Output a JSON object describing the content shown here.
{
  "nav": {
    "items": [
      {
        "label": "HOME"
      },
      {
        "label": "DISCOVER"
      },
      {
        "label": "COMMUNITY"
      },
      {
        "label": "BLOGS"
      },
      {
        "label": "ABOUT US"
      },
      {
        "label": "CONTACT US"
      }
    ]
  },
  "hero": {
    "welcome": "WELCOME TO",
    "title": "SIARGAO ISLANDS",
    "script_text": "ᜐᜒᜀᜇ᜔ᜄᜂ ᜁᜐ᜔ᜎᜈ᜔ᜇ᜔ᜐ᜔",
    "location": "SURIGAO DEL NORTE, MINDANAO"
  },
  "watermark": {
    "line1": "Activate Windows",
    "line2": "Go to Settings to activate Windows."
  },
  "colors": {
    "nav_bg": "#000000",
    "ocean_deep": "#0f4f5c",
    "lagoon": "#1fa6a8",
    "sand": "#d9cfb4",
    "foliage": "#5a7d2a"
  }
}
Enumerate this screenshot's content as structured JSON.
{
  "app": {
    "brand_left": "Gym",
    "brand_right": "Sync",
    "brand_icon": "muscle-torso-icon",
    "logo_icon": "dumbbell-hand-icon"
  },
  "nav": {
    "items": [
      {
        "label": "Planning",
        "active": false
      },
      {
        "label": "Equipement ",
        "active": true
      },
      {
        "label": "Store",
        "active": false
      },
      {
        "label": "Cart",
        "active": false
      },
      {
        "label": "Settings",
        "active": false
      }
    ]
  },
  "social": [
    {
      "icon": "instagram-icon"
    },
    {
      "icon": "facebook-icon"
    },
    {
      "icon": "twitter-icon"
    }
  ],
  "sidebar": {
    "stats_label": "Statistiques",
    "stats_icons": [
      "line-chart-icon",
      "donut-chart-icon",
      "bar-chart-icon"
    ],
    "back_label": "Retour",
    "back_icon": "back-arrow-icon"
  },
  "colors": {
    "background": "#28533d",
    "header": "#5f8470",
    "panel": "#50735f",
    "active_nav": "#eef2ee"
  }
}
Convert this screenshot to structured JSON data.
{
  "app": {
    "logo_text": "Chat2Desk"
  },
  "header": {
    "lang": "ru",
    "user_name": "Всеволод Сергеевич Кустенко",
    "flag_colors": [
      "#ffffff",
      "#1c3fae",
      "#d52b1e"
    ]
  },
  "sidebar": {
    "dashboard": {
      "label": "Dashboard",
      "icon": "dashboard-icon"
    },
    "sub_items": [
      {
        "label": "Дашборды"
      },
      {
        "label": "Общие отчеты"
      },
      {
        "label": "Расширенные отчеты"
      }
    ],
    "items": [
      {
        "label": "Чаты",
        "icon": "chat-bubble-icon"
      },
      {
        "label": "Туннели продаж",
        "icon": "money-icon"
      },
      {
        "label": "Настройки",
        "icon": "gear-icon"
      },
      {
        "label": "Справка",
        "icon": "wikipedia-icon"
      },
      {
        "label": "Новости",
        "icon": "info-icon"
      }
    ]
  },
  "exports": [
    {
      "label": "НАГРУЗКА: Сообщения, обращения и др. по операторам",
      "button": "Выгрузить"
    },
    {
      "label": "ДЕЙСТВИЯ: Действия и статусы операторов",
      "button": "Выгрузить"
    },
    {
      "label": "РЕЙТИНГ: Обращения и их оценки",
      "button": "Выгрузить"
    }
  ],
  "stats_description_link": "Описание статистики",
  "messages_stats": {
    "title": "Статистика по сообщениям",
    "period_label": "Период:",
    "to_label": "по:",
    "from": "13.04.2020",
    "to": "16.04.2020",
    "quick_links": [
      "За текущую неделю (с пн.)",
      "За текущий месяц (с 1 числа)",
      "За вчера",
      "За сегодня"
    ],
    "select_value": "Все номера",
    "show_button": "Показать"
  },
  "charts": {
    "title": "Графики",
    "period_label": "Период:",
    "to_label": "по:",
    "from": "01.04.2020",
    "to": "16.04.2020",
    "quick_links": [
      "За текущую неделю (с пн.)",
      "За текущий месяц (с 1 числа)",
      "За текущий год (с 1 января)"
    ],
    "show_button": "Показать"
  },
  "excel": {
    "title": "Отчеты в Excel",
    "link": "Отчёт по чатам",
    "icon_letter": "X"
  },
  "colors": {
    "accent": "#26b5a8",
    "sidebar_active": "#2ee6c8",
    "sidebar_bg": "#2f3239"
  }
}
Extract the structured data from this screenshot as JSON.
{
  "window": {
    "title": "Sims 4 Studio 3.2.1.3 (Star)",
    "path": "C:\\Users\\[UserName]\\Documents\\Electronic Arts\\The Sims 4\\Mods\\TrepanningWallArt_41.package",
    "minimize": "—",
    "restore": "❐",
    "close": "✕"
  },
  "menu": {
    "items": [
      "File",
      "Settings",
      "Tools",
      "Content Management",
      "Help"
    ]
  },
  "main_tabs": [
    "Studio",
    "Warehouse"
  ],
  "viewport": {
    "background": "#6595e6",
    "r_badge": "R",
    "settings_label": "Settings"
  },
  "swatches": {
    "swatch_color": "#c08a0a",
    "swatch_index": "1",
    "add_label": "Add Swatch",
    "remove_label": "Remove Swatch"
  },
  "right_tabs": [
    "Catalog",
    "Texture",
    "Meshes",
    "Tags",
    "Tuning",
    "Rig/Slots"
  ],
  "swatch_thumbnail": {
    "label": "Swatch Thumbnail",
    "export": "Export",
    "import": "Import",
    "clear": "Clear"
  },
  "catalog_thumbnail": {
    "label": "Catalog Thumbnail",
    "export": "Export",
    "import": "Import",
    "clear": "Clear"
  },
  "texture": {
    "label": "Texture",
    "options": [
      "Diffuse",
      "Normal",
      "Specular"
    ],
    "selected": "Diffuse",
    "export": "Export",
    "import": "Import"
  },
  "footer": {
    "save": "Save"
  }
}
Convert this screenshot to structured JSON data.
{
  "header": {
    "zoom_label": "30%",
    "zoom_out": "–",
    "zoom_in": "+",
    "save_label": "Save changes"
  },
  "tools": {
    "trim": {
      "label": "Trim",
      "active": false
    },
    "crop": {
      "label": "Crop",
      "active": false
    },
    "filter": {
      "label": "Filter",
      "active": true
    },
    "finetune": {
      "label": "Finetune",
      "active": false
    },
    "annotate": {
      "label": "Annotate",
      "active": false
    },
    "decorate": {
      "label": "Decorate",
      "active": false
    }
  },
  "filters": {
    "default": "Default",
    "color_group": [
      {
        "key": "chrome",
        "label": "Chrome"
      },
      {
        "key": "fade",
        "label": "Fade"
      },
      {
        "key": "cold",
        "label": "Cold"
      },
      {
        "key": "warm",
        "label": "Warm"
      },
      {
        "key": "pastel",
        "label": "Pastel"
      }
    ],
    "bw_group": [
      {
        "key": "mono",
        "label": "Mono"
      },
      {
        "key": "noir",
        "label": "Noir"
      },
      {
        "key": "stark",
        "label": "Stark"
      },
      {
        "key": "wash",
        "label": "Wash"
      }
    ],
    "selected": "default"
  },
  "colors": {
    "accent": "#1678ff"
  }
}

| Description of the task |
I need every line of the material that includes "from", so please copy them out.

| Your response |
    "from": "13.04.2020",
    "from": "01.04.2020",
Extract the structured data from this screenshot as JSON.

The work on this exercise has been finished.